Video: I don't have an example for you, because this camera uses the dreaded Microsoft ASF formatted version of MPEG4, which can not be easily used on any web site I know of. I'm sure many of you will correct me as soon as I post this. I can tell you that it takes 640x480 video at 15fps, at least in decent light. With low light, the frame rate slows to allow more light accumulation. In very low light, there is lots of visible smearing with motion, something which consider acceptable. The video quality was ok, it even simulates optical zoom, using the extra resolution of the sensor to prevent image degradation while zooming, at least up to about 2.4X. beyond that, the video image degrades because of resolution loss.

Conclusion: All in all, even with a file format of .ASF. Videos can be played on the Macintosh with VLC. I would consider this camera worthy, if it had decent battery life. It doesn't, so I can't even recommend it to my Windows only friends.

Rating: ** out of 5

My Digital Cameras

This is a new blog that will contain experiences, views, opinions and reviews, both personal and subjective, on the digital cameras I purchase. I tend to buy a lot of cameras, so there should be new stuff appearing on this blog fairly often.

The kind of cameras I buy are generally the small low cost digital video cameras, that record onto some kind of flash memory. You see I am on a quest to find the perfect portable digital camera. It is a quest that I don't believe will be successful for a while, but will be at least entertaining along the way.

I thought I would begin this blog with a picture of me. Taken with the iJoy by MobiDV. It isn't very good, but it is all I could come up with on short notice.

About Me: I am 55 this year, and I have been a tech nerd since highschool. I am a software manager by profession. I have spent many years as a software developer, using an obscure language called Forth. Some of you might know me by some of my earlier projects, like F-PC and Win32Forth. I have been interested in photography for most of my life, and owned many cameras during that time. The last few years, I have been riding motorcycles, and had a desire to always have a camera with me to photograph the various events I attend. Thus began a quest with no forseeable end, as I search for the ideal pocketable digital camera with decent video capability.

I should also mention that I am an Apple snob. I used and developed software for PCs, but I prefer Macintosh computers. This leads me to have a serious dislike for any digital cmaera that produces ASF (Microsoft specific) files that cannot easily be manipulated on a Macintosh. Yes, I do know that programs like VLC allow some ASF files to be viewed on a Mac, but I want to make DVDs and web videos that most people can read, including Macintosh owners. So, I prefer Quicktime compatible cameras, and AVI compatible cmaeras that produce files that can be converted to a format that is useful on a Macintosh.

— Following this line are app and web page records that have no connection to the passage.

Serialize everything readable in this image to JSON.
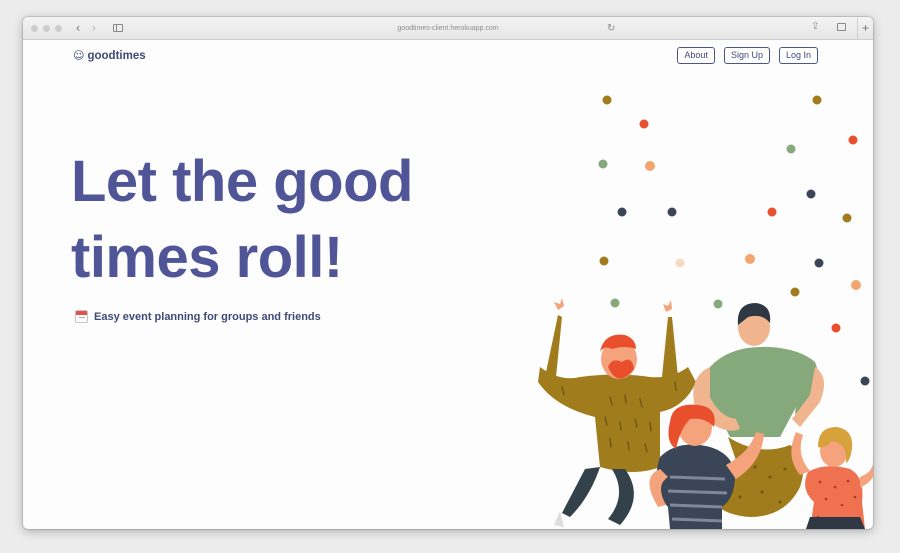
{
  "browser": {
    "url": "goodtimes-client.herokuapp.com",
    "back_icon": "‹",
    "forward_icon": "›",
    "reload_icon": "↻",
    "share_icon": "⇪",
    "new_tab_icon": "+"
  },
  "header": {
    "logo_icon": "☺",
    "logo_text": "goodtimes",
    "nav": [
      "About",
      "Sign Up",
      "Log In"
    ]
  },
  "hero": {
    "title_line1": "Let the good",
    "title_line2": "times roll!",
    "subtitle": "Easy event planning for groups and friends"
  },
  "colors": {
    "brand": "#4f5597",
    "confetti_orange": "#e94e2d",
    "confetti_mustard": "#a07c1d",
    "confetti_green": "#85a97a",
    "confetti_navy": "#3b4558",
    "confetti_peach": "#f3a56d"
  }
}
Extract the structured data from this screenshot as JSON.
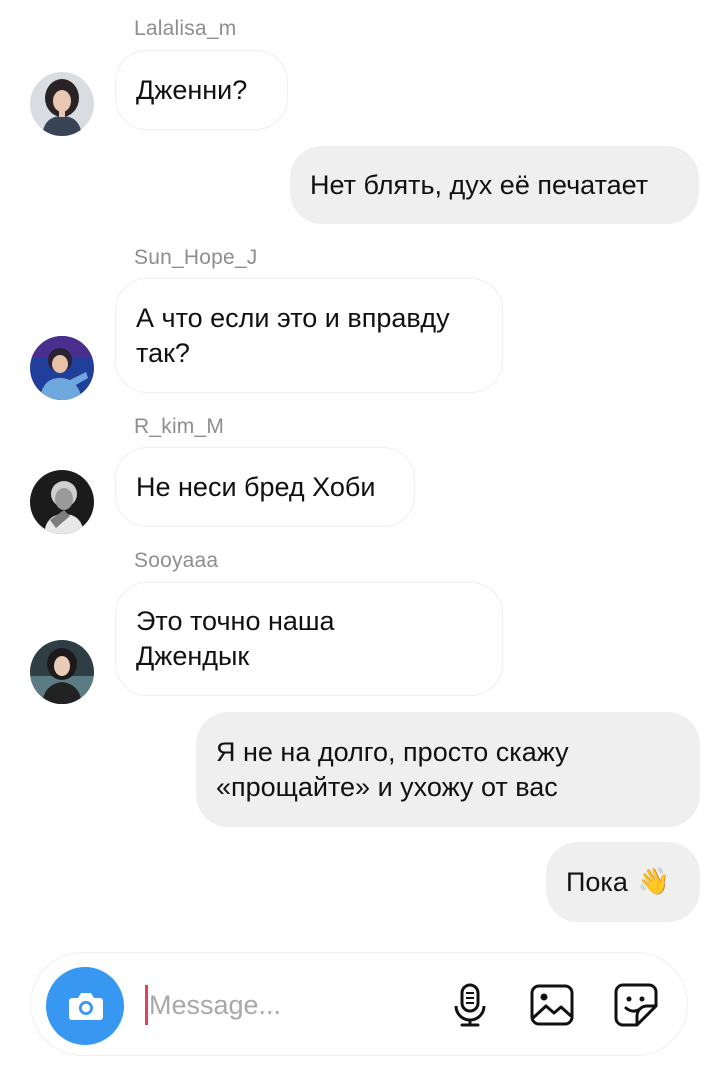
{
  "messages": [
    {
      "sender": "Lalalisa_m",
      "text": "Дженни?"
    },
    {
      "text": "Нет блять, дух её печатает"
    },
    {
      "sender": "Sun_Hope_J",
      "text": "А что если это и вправду\nтак?"
    },
    {
      "sender": "R_kim_M",
      "text": "Не неси бред Хоби"
    },
    {
      "sender": "Sooyaaa",
      "text": "Это точно наша\nДжендык"
    },
    {
      "text": "Я не на долго, просто скажу\n«прощайте» и ухожу от вас"
    },
    {
      "text": "Пока",
      "emoji": "👋"
    }
  ],
  "composer": {
    "placeholder": "Message...",
    "value": "",
    "icons": [
      "camera-icon",
      "microphone-icon",
      "gallery-icon",
      "sticker-icon"
    ]
  },
  "colors": {
    "accent": "#3897f0",
    "caret": "#e4405f",
    "outgoing_bubble": "#efefef",
    "sender_name": "#8e8e8e"
  }
}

The bigest complaint I have with the packaging of many digital cameras, is that you can't tell by reading the package if they produce .AVI files, or .ASF files. They all say they produce MPEG4, but as many of you know, one person's MPEG4 is another person's unreadable, useless .ASF file.